Two-Headed Turtle

Last week I came across an article about a 2-headed turtle. For me (and probably most people?), the headline alone was enough to make me read it. So, I read. The condition, called bicephaly, is simply a case of conjoined twins. In the case of this diamondback terrapin in Massachusetts, it has six legs with each head controlling three of them. They have their own gastrointestinal tracts and share part of the spine. WHOA. While the wildlife center staff believes it is healthy and happy, the turtle most likely won’t be released into the wild because the chances of survival are low.

New England Wildlife Centers

The article headline also included the word “rare.” However, a quick search of the internet shows this condition may be rare, but there are plenty of 2-headed turtles out there. Bicephaly has also been seen in snakes and lizards and other animals, including humans. It results from either environmental or genetic anomalies as an embryo develops. Instead of splitting in two, it does not completely separate, leading to two heads on one body. In other cases, two separate embryos fuse together.

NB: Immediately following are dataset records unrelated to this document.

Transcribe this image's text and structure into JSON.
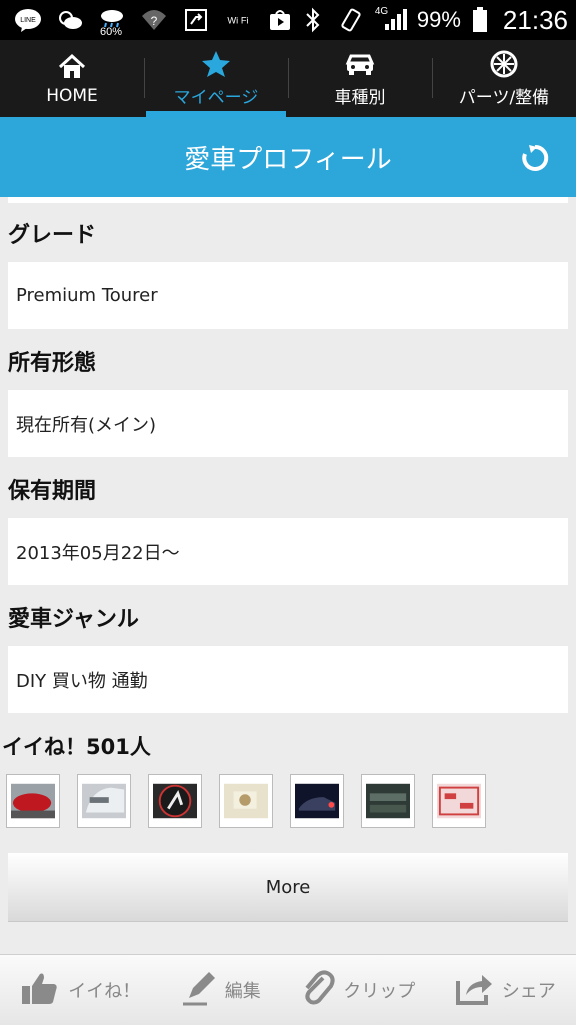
{
  "status_bar": {
    "line_label": "LINE",
    "weather_percent": "60%",
    "wifi_label": "Wi Fi",
    "network": "4G",
    "battery": "99%",
    "time": "21:36"
  },
  "nav": {
    "tabs": [
      {
        "label": "HOME",
        "icon": "home-icon"
      },
      {
        "label": "マイページ",
        "icon": "star-icon",
        "active": true
      },
      {
        "label": "車種別",
        "icon": "car-icon"
      },
      {
        "label": "パーツ/整備",
        "icon": "wheel-icon"
      }
    ]
  },
  "header": {
    "title": "愛車プロフィール"
  },
  "profile": {
    "grade_label": "グレード",
    "grade_value": "Premium Tourer",
    "ownership_label": "所有形態",
    "ownership_value": "現在所有(メイン)",
    "period_label": "保有期間",
    "period_value": "2013年05月22日〜",
    "genre_label": "愛車ジャンル",
    "genre_value": "DIY 買い物 通勤"
  },
  "likes": {
    "title": "イイね！501人",
    "thumbnail_count": 7
  },
  "more_label": "More",
  "toolbar": {
    "like_label": "イイね！",
    "edit_label": "編集",
    "clip_label": "クリップ",
    "share_label": "シェア"
  },
  "colors": {
    "accent": "#2da6da",
    "nav_bg": "#1a1a1a",
    "page_bg": "#ececec"
  }
}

Some turtles are born with four legs (as opposed to the recent discovery of the 6-legged one). How much of the rest of the body is separate or joined, varies by case.

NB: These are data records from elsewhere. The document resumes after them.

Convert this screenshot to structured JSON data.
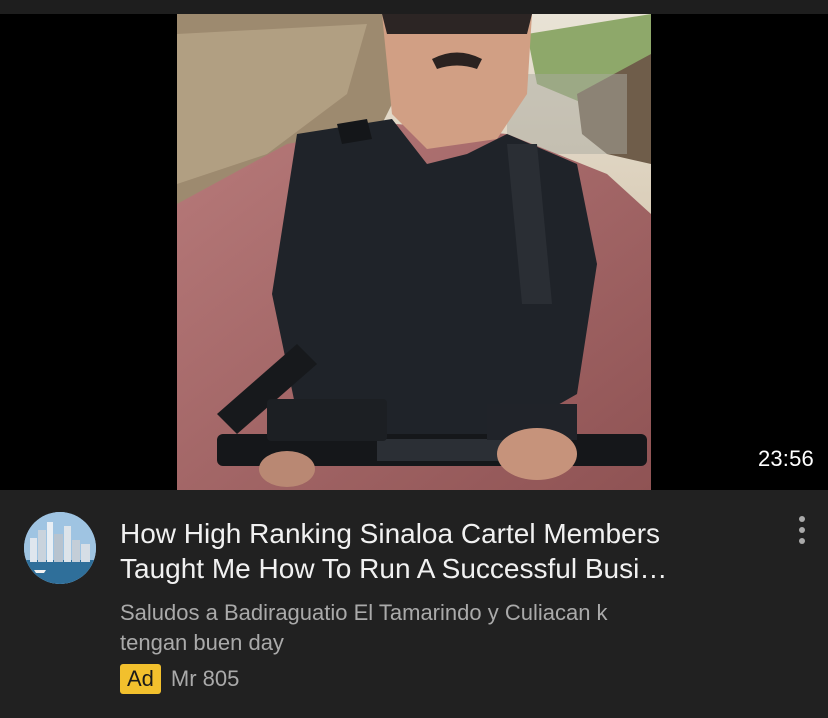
{
  "video": {
    "thumbnail_alt": "thumbnail-photo",
    "duration": "23:56",
    "title_line1": "How High Ranking Sinaloa Cartel Members",
    "title_line2": "Taught Me How To Run A Successful Busi…",
    "description_line1": "Saludos a Badiraguatio El Tamarindo y Culiacan k",
    "description_line2": "tengan buen day",
    "ad_label": "Ad",
    "advertiser": "Mr 805"
  },
  "icons": {
    "menu": "more-vert-icon",
    "avatar": "channel-avatar"
  },
  "colors": {
    "background": "#212121",
    "ad_badge": "#f2c02d",
    "title": "#f1f1f1",
    "secondary_text": "#aaaaaa"
  }
}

For scientists, I can bet it will be interesting to see how this turtle gets along. I would love to see it myself! The two-headed snakes, not so much.